Styller v National Fire & Marine Insurance Company Mass App Ct 2019
- Homeowner Styller hired contractor FCMNH in 2004 for demo and repair of his home.
- FCMNH was insured under a general liability policy by National Fire & Marine.
CLAIMS FROM THE WORK
Unhappy with the contractor’s performance of work in the home, Styller stopped paying. The contractor sued the homeowner who counter sued FCMNH claiming 1) for breach of contract 2) the work was defective and had been performed negligently – including property damage to work beyond the negligently performed work 3) violation of the home improvement contractor statute which violated the consumer protection law GL c 93 A prohibiting ‘bad faith’ business practices.
CLAIMS INSURANCE DID AND DID NOT COVER
The only claims by the homeowner that were covered claims under the builder’s insurance were the property damage resulting from (and separate from) the defective work. The claims for bad work, bad faith and home improvement violations were NOT covered by the contractor’s General Liability insurance.
DEFENSE WITH A RESERVATION
Because one aspect of the claim was covered the insurer defended the contractor under a ‘reservation of rights’. The reservation said you get a defense for the whole case but we will only pay for claims you are found liable for if those claims are covered ones.
The jury found the homeowner did not owe the contractor any money but there was no property damage other than the defective work. The jury found no breach of contract.
On the negligence claim the jury found damages of $85,409 and attributed to the 63% contractor and 27% to the homeowner.
The judge ruled there was a violation of the consumer protection law and found the same damages of $85,409 but that law allows recovery of attorney’s fees and costs. The judge said the contractor had to pay the attorney’s fees of the homeowner in the amount of $105,374.70. After an unsuccessful appeal, in 2010 the insurer told the contractor it would not pay since the award was made for claims excluded from coverage.
CONTRACTOR ASSIGNS RIGHTS AGAINST ITS CARRIER

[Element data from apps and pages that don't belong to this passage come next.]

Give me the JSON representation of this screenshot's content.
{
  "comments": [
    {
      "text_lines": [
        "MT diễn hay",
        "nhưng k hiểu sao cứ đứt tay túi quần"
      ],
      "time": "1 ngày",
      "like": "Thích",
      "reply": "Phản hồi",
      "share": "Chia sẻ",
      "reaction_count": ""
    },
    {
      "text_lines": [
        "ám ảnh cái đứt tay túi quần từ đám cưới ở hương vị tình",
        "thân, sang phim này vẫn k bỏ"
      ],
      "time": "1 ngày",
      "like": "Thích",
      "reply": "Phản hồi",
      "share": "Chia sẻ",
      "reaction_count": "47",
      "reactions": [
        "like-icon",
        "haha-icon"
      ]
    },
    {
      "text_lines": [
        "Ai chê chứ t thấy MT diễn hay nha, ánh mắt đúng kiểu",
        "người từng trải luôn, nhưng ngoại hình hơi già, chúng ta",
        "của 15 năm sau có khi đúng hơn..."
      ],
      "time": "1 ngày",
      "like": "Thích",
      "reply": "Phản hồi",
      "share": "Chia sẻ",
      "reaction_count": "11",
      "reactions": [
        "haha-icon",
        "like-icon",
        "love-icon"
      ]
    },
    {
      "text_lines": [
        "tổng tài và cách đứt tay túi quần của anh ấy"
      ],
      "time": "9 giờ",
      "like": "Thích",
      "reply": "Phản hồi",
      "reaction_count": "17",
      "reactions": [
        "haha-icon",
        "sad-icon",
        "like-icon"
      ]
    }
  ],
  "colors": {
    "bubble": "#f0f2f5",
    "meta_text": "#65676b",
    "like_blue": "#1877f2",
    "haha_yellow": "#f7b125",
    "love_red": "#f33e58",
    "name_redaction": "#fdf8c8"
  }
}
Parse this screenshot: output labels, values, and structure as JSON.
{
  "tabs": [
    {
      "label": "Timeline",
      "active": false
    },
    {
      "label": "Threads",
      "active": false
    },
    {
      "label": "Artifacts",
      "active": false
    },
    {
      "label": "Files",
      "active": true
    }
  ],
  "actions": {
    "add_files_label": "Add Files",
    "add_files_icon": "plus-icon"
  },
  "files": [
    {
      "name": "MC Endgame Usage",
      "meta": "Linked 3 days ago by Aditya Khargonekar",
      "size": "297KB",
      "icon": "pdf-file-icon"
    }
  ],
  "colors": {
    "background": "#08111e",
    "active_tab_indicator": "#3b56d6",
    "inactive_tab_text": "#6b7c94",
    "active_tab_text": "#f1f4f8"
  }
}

The homeowner and contractor settled and as a part of that, the homeowner took an assignment of the contractor’s rights against its insurer – on the claim that they ought to have paid attorney’s fees and interest even though the underlying claim was not covered.
The supplemental payments cover in the contractor’s policy said the insurer would pay “all costs taxes against the insured in cases against the insured”.
Did the contractor’s insurer have to pay attorney’s fees and interest on the judgment that entered on claims everyone agreed were not covered claims?
Attorney fees are not recoverable costs under the policy, neither is interest.
The case was kept alive for a decade seeking attorney’s fees.
Interesting that the jury put its entire verdict squarely on not covered claims and awarded zero on the covered ones.